One combo that I did really enjoy is called Rush. This is essentially a one-button combo that you pull off by hammering the light punch button. Don’t think of this as a button mashers dream, because while it can be easy to pull off you have to be in the right situation to use it. You can’t just use it any time you want. You have to be right up against an opponent, well within range of grabs and throws, and this Rush combo is much less effective than standard combos using more traditional attacks. It’s easy to pull off and allows less experience fighters a chance to feel what it’s like to pull off a fancy looking combo, but it’s easy to defend against and counter if you’re a player with plenty of time under your belt.
For newer players there is also a very extensive tutorial to go through that will teach you each of the game’s different mechanics. These can all be access from the menu and if there is something you’re struggling with or you want to refresh yourself on you can easily go back and repeat tutorial sessions as many times as you want or need to. A trial mode allows you to practice those new skills in a setting that you can adjust to be as interactive as you need it to be. You can use that to really experiment with moves and learn which moves string together well and which ones should be left for just the right moment to pull off.
In terms of the Story Mode available that’s where things might not be as advanced as you’d like them to. Fighting games recently have been trying to get better and better with their story modes. There’s only a very brief narrative that holds everything together. It’s going to be mostly the same, no matter which fighters you choose.

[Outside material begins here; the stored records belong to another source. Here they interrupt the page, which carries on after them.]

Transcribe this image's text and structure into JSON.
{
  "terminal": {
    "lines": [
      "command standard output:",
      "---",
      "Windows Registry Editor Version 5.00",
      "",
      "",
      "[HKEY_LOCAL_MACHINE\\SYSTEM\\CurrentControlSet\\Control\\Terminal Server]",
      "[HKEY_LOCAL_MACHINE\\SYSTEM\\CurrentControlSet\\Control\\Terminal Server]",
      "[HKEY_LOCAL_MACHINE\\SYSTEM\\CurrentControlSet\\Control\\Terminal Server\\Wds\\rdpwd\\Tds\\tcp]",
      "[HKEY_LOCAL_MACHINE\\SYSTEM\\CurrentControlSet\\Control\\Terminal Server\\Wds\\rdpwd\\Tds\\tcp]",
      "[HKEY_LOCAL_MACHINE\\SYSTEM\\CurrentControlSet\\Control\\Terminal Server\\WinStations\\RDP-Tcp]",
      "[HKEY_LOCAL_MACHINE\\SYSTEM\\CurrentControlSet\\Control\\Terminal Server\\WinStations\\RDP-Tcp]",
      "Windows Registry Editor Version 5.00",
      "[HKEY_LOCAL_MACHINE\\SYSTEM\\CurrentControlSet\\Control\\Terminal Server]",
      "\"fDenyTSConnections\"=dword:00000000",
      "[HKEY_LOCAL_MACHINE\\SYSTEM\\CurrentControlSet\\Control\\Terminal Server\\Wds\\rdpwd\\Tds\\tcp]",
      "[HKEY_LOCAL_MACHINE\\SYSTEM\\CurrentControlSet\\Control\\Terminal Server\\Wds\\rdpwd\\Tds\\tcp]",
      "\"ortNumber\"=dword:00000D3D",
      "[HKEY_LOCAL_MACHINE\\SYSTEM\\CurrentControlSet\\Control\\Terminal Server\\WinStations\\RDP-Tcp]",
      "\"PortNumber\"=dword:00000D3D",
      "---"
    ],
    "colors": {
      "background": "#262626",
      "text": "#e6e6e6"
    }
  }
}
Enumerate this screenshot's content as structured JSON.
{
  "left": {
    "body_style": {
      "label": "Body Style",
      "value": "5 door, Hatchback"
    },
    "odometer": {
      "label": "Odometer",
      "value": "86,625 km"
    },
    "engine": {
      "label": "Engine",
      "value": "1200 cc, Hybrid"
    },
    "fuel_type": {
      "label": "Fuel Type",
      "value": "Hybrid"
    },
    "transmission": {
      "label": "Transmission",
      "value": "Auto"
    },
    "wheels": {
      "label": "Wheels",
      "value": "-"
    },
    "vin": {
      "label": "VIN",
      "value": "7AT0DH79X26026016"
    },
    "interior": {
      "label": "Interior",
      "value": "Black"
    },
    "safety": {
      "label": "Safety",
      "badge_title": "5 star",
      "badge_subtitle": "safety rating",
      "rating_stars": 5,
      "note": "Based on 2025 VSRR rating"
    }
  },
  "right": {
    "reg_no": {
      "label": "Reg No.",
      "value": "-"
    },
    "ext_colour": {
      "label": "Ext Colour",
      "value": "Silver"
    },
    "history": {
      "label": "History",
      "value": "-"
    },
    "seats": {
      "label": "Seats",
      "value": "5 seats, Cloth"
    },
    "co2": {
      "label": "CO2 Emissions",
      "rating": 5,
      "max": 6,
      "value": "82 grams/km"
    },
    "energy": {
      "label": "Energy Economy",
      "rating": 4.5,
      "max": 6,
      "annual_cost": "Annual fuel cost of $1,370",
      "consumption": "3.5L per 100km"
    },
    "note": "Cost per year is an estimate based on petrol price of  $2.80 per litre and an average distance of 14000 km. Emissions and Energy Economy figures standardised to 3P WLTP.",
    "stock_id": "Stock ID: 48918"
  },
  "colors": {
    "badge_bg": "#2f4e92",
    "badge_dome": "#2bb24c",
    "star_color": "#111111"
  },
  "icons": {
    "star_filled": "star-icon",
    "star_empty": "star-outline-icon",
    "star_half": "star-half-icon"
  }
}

You select your team of three fighters and go through 10 rounds of fights against CPU opponents. Occasionally a couple of the fighters will interact in a very brief scripted scene that gives you an idea of the relationship between them and there are different endings for each of the teams. This is a pretty bare bones story mode that you’ve seen dozens of times over in the past.
I briefly tested out the online mode of the game and found that it worked very well. It was smooth. I never had any issues with lag, which is crucial in a fighting game. There is a lobby system that will allow up to 12 different people to join. It keeps you from having to constantly go through matchmaking and ensures that if you’re looking to fight there is probably someone in the room who will want to do the same. You can interact with all of those people via voice or text. It’s simple, it’s intuitive and it keeps the pace of the game moving so you’re not spending more time looking for opponents than you are actually fighting.
All in all I really enjoyed my time with King of Fighters XIV. It’s a game that I’ll probably end up coming back to often, even if I’m just playing by myself or against another person on my couch. Will I ever win a tournament for the game? Probably not. However, I found that I was able to get a good grasp of the fighting system and could see the depth of it, despite being limited in the number of buttons when compared to other popular fighting games. It’s friendly enough for newcomers, but deep enough for veterans and I don’t think they’ll have any big objections making the move to the newest game in the series.
Played through the story mode a handful of times.
Played through a few online fights
Total play time: 11-12 hours